Image by Getty Images via @daylife
In American Booksellers Foundation for Free Expression et al v. Coakley et al. (Case No. 10-11165), U.S. District Court for the District of Massachusetts Judge Rya Zobel last week enjoined the enforcement of an amended Massachusetts statute that prohibited disseminating electronic information "harmful to minors" on the grounds that it violated the First Amendment.
In a 9-page memorandum of decision, Judge Zobel said Sections 2 and 34 of Chapter 74 of the Acts of 2010 signed by Gov. Deval Patrick last April that amended M.G.L. c. 272, secs. 28 and 31 were overbroad and unconstitutional. Among the plaintiffs who challenged the amendments were booksellers, publishers, a nonprofit photographic association and a marriage and family therapist. The plaintiffs sought an injunction, arguing that the statutory revisions exposed adults who distribute 1st Amendment-protected sexually explicit information electronically to liability because minors may be recipients of the material without the adults' knowledge.
Massachusetts legislators amended a 1982 law that made it a crime to distribute visual, written or printed material harmful to minors to incorporate email, instant messages, and the like after a Supreme Judicial Court decision last February reversed the conviction of a man who sent sexually graphic text messages to undercover police posing as a 13-year-old girl on the grounds that the law did not contemplate online communications.
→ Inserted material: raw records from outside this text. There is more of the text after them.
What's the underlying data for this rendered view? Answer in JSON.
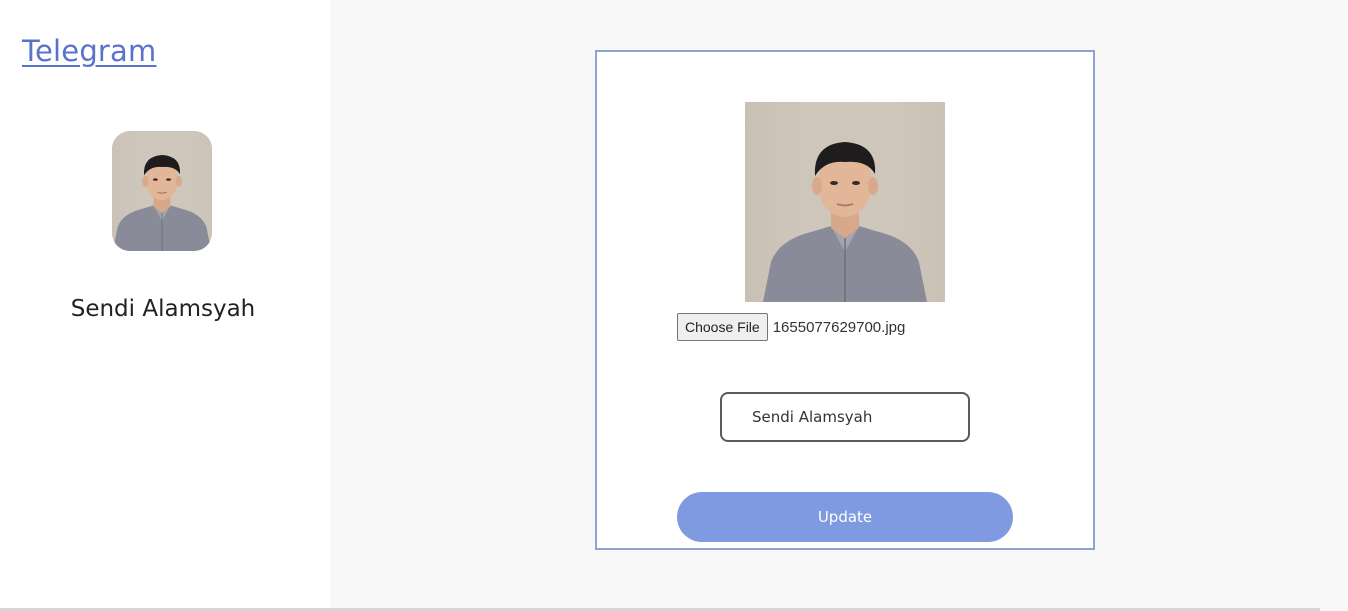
{
  "sidebar": {
    "brand": "Telegram",
    "profile_name": "Sendi Alamsyah",
    "avatar_icon": "person-photo-icon"
  },
  "edit_form": {
    "choose_file_label": "Choose File",
    "selected_file": "1655077629700.jpg",
    "name_value": "Sendi Alamsyah",
    "update_label": "Update",
    "photo_icon": "person-photo-icon"
  },
  "colors": {
    "brand_link": "#5873c9",
    "card_border": "#8ea2d4",
    "update_button": "#7f9ae0",
    "page_background": "#f8f8f8"
  }
}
Critics said the amendments to the statute were poorly drafted and inhibited free speech by exposing adults, for example, to criminal liability for transmitting data about pregnancy or health issues. Violators faced a $10,000 fine and up to five years' jail time under the amended law.